Your task: Exclude all pictures from your copy of the data below, which should otherwise match exactly.

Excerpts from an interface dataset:
* * *
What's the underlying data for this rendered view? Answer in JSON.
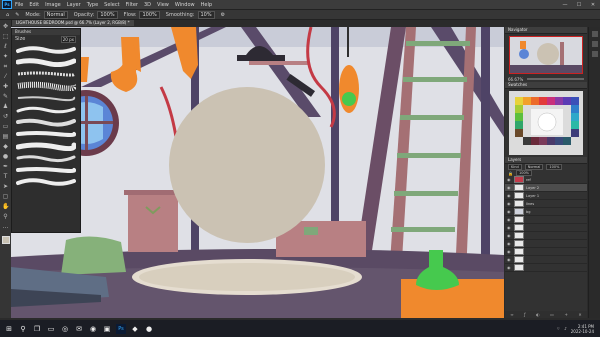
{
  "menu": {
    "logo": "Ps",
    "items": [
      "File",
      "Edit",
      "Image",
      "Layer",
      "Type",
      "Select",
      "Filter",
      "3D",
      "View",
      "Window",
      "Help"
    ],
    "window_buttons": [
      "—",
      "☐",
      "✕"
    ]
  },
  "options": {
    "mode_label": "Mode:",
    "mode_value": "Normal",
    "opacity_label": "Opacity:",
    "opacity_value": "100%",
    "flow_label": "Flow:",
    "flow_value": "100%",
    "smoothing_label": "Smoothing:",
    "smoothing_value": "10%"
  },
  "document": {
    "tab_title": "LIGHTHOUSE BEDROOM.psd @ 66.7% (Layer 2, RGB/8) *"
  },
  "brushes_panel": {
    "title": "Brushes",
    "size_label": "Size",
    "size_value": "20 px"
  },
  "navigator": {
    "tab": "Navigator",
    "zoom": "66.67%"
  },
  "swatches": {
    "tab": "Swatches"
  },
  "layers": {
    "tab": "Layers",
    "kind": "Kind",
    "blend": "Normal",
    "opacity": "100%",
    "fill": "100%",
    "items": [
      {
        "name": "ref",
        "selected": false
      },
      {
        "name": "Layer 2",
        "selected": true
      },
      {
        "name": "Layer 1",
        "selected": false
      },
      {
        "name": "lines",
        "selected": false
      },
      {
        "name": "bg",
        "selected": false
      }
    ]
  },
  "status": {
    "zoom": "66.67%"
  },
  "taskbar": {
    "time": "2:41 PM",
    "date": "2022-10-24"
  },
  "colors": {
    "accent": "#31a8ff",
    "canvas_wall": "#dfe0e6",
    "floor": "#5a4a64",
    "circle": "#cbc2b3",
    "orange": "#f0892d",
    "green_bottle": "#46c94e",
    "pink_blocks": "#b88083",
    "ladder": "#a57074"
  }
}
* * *
Answer section:
What's the underlying data for this rendered view? Answer in JSON.
{
  "menu": {
    "logo": "Ps",
    "items": [
      "File",
      "Edit",
      "Image",
      "Layer",
      "Type",
      "Select",
      "Filter",
      "3D",
      "View",
      "Window",
      "Help"
    ],
    "window_buttons": [
      "—",
      "☐",
      "✕"
    ]
  },
  "options": {
    "mode_label": "Mode:",
    "mode_value": "Normal",
    "opacity_label": "Opacity:",
    "opacity_value": "100%",
    "flow_label": "Flow:",
    "flow_value": "100%",
    "smoothing_label": "Smoothing:",
    "smoothing_value": "10%"
  },
  "document": {
    "tab_title": "LIGHTHOUSE BEDROOM.psd @ 66.7% (Layer 2, RGB/8) *"
  },
  "brushes_panel": {
    "title": "Brushes",
    "size_label": "Size",
    "size_value": "20 px"
  },
  "navigator": {
    "tab": "Navigator",
    "zoom": "66.67%"
  },
  "swatches": {
    "tab": "Swatches"
  },
  "layers": {
    "tab": "Layers",
    "kind": "Kind",
    "blend": "Normal",
    "opacity": "100%",
    "fill": "100%",
    "items": [
      {
        "name": "ref",
        "selected": false
      },
      {
        "name": "Layer 2",
        "selected": true
      },
      {
        "name": "Layer 1",
        "selected": false
      },
      {
        "name": "lines",
        "selected": false
      },
      {
        "name": "bg",
        "selected": false
      }
    ]
  },
  "status": {
    "zoom": "66.67%"
  },
  "taskbar": {
    "time": "2:41 PM",
    "date": "2022-10-24"
  },
  "colors": {
    "accent": "#31a8ff",
    "canvas_wall": "#dfe0e6",
    "floor": "#5a4a64",
    "circle": "#cbc2b3",
    "orange": "#f0892d",
    "green_bottle": "#46c94e",
    "pink_blocks": "#b88083",
    "ladder": "#a57074"
  }
}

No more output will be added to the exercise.